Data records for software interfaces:
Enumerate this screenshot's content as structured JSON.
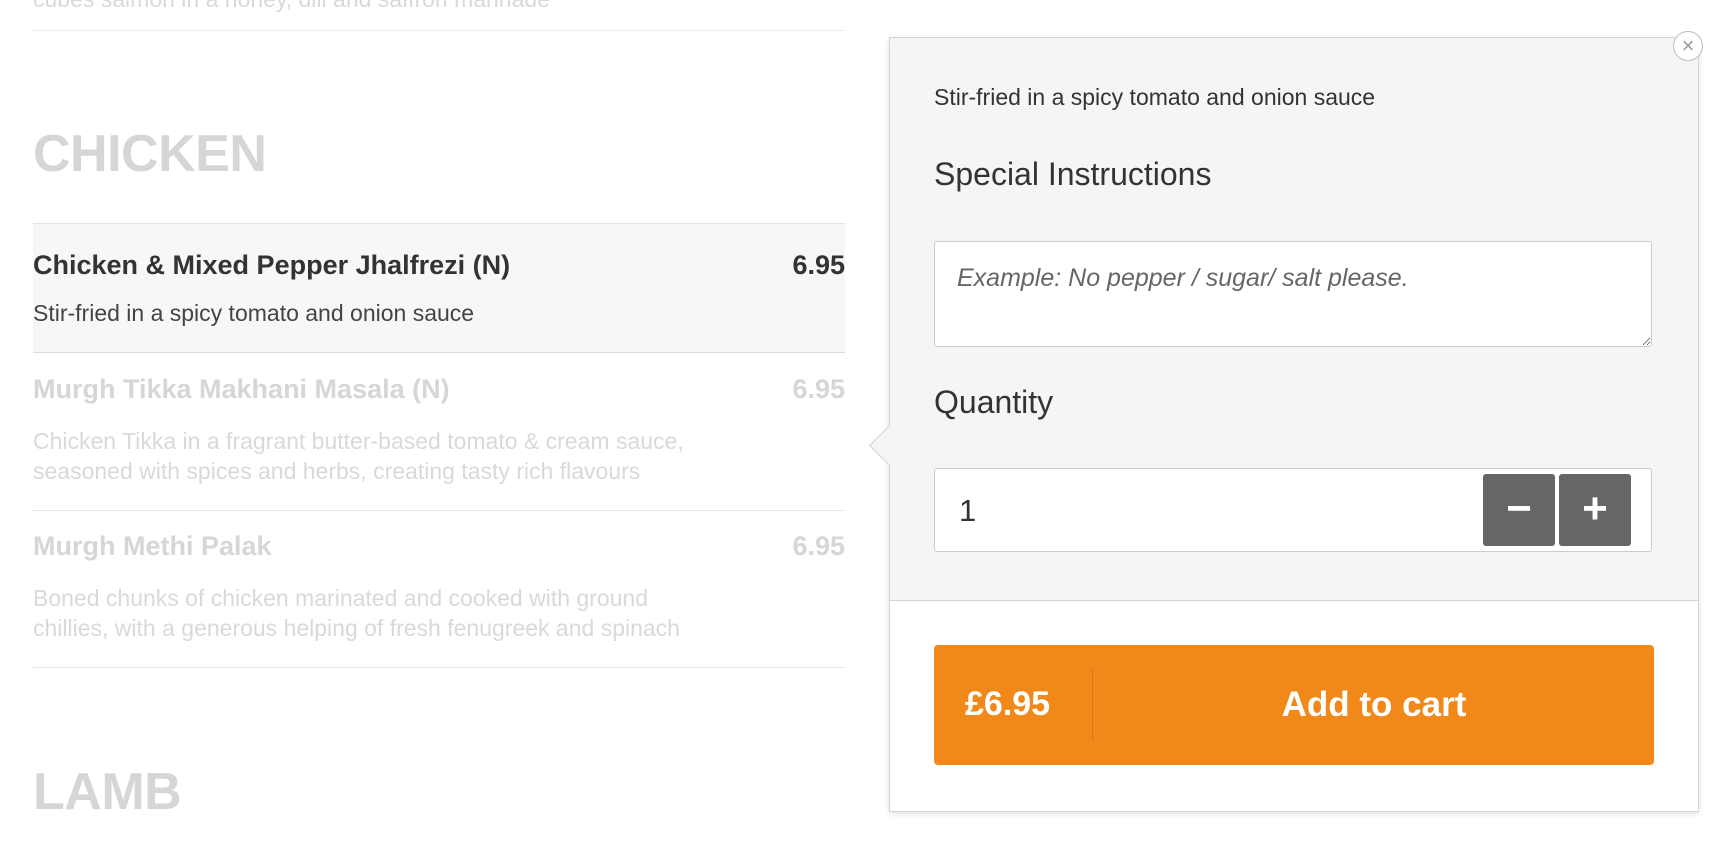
{
  "menu": {
    "top_desc": "cubes salmon in a honey, dill and saffron marinade",
    "sections": [
      "CHICKEN",
      "LAMB"
    ],
    "items": [
      {
        "name": "Chicken & Mixed Pepper Jhalfrezi (N)",
        "price": "6.95",
        "desc": "Stir-fried in a spicy tomato and onion sauce"
      },
      {
        "name": "Murgh Tikka Makhani Masala (N)",
        "price": "6.95",
        "desc_line1": "Chicken Tikka in a fragrant butter-based tomato & cream sauce,",
        "desc_line2": "seasoned with spices and herbs, creating tasty rich flavours"
      },
      {
        "name": "Murgh Methi Palak",
        "price": "6.95",
        "desc_line1": "Boned chunks of chicken marinated and cooked with ground",
        "desc_line2": "chillies, with a generous helping of fresh fenugreek and spinach"
      }
    ]
  },
  "popover": {
    "close_icon": "×",
    "description": "Stir-fried in a spicy tomato and onion sauce",
    "instructions_label": "Special Instructions",
    "instructions_placeholder": "Example: No pepper / sugar/ salt please.",
    "quantity_label": "Quantity",
    "quantity_value": "1",
    "minus_icon": "−",
    "plus_icon": "+",
    "add_button": {
      "price": "£6.95",
      "label": "Add to cart",
      "color": "#f0891a"
    }
  }
}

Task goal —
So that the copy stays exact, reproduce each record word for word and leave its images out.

Worked solution —
Enumerate this screenshot's content as structured JSON.
{
  "menu": {
    "top_desc": "cubes salmon in a honey, dill and saffron marinade",
    "sections": [
      "CHICKEN",
      "LAMB"
    ],
    "items": [
      {
        "name": "Chicken & Mixed Pepper Jhalfrezi (N)",
        "price": "6.95",
        "desc": "Stir-fried in a spicy tomato and onion sauce"
      },
      {
        "name": "Murgh Tikka Makhani Masala (N)",
        "price": "6.95",
        "desc_line1": "Chicken Tikka in a fragrant butter-based tomato & cream sauce,",
        "desc_line2": "seasoned with spices and herbs, creating tasty rich flavours"
      },
      {
        "name": "Murgh Methi Palak",
        "price": "6.95",
        "desc_line1": "Boned chunks of chicken marinated and cooked with ground",
        "desc_line2": "chillies, with a generous helping of fresh fenugreek and spinach"
      }
    ]
  },
  "popover": {
    "close_icon": "×",
    "description": "Stir-fried in a spicy tomato and onion sauce",
    "instructions_label": "Special Instructions",
    "instructions_placeholder": "Example: No pepper / sugar/ salt please.",
    "quantity_label": "Quantity",
    "quantity_value": "1",
    "minus_icon": "−",
    "plus_icon": "+",
    "add_button": {
      "price": "£6.95",
      "label": "Add to cart",
      "color": "#f0891a"
    }
  }
}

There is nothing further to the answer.